** Task item **
Across the records that follow, give the number of lines containing the word "title" and nothing else.

===============

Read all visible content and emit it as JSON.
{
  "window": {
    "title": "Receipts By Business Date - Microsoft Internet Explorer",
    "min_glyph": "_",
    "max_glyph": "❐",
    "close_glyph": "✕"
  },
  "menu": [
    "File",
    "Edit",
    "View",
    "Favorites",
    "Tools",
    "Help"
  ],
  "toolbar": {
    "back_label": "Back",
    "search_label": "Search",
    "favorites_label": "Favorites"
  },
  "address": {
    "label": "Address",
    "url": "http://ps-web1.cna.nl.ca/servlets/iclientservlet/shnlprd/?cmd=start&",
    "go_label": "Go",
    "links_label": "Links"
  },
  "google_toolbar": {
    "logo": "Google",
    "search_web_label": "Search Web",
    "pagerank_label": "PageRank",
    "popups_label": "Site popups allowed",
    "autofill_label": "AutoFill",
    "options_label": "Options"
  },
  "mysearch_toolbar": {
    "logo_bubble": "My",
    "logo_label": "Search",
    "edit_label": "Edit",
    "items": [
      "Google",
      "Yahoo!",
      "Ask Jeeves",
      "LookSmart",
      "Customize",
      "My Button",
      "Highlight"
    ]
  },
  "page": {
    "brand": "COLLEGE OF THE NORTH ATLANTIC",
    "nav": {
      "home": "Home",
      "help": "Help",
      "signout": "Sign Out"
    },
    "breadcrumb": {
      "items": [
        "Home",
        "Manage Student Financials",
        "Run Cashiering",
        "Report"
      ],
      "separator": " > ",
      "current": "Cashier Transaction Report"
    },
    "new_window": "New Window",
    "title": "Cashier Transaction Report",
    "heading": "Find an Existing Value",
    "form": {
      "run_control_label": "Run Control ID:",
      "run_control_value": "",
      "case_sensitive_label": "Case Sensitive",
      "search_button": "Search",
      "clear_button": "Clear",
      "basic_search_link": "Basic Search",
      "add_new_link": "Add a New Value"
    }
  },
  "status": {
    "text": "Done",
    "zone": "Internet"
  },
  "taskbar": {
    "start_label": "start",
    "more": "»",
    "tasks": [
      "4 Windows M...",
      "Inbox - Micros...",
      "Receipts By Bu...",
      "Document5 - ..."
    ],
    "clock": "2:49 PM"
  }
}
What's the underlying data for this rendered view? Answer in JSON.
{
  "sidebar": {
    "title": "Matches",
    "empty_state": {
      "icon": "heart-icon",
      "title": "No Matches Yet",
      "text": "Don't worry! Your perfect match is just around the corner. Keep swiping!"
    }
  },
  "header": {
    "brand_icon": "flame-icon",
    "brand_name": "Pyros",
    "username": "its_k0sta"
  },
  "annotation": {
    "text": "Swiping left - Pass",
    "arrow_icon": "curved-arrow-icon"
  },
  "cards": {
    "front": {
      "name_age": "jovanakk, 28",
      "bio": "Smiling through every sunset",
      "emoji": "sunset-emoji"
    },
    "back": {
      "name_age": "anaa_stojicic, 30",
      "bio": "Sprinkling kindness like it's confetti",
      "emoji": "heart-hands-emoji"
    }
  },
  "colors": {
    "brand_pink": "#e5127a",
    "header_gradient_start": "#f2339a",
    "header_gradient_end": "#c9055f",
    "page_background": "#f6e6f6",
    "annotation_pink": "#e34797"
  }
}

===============

** Solution to the exercise **
4